++++ PROVIDED RECORDS ++++

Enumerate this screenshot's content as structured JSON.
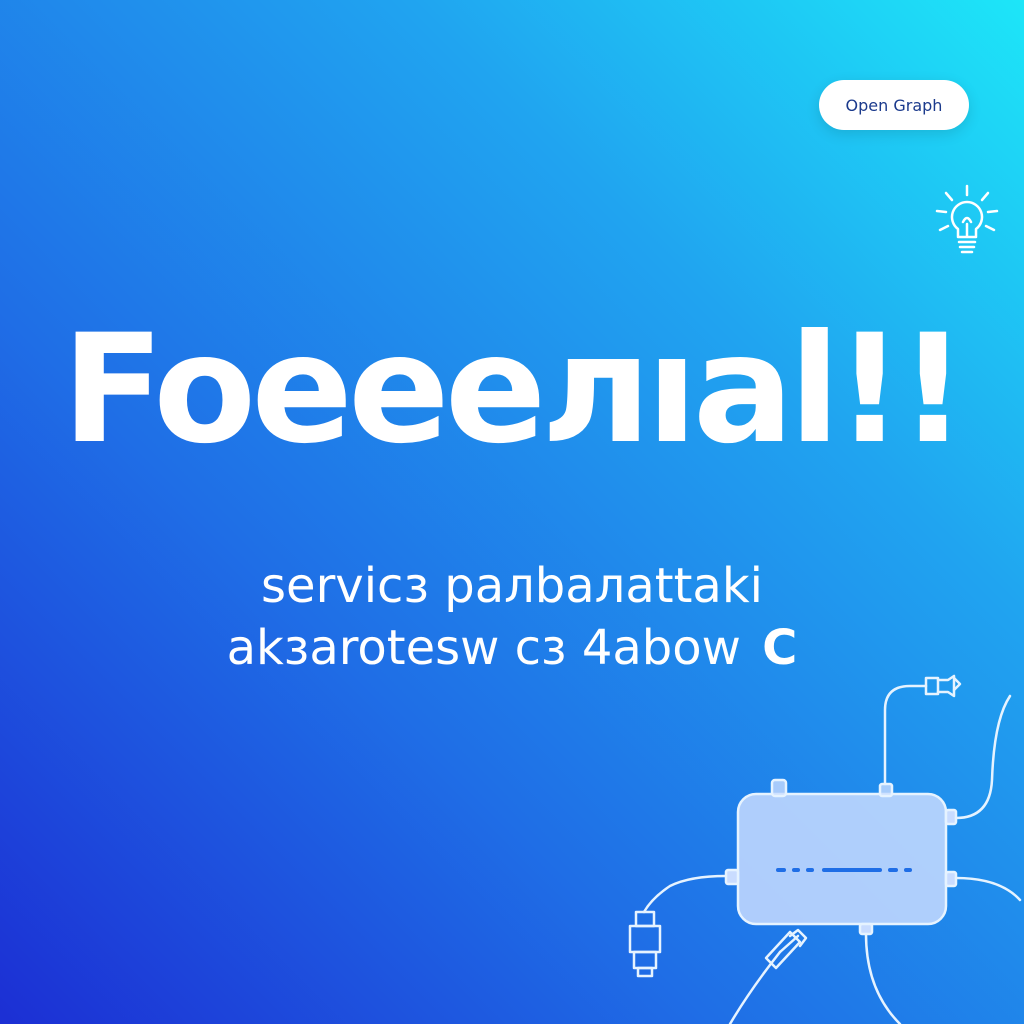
{
  "button": {
    "label": "Open Graph"
  },
  "headline": {
    "text": "Foeeелıal!!"
  },
  "subtitle": {
    "line1": "servicз paлbaлattaki",
    "line2": "akзarotesw cз 4abow",
    "trailing_glyph": "C"
  },
  "icons": {
    "idea": "lightbulb-icon",
    "device": "network-router-icon"
  },
  "colors": {
    "gradient_start": "#1c2fd4",
    "gradient_mid": "#1f6ee6",
    "gradient_end": "#1de6f8",
    "text": "#ffffff",
    "button_text": "#1b3a8c"
  }
}
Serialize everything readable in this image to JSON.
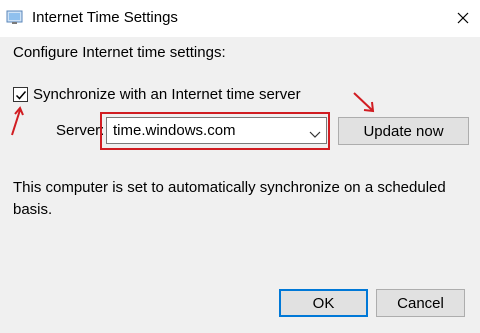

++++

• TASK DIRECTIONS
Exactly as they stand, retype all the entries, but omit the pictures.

• RESULT
Enumerate this screenshot's content as structured JSON.
{
  "button": {
    "label": "Open Graph"
  },
  "headline": {
    "text": "Foeeелıal!!"
  },
  "subtitle": {
    "line1": "servicз paлbaлattaki",
    "line2": "akзarotesw cз 4abow",
    "trailing_glyph": "C"
  },
  "icons": {
    "idea": "lightbulb-icon",
    "device": "network-router-icon"
  },
  "colors": {
    "gradient_start": "#1c2fd4",
    "gradient_mid": "#1f6ee6",
    "gradient_end": "#1de6f8",
    "text": "#ffffff",
    "button_text": "#1b3a8c"
  }
}
Serialize everything readable in this image to JSON.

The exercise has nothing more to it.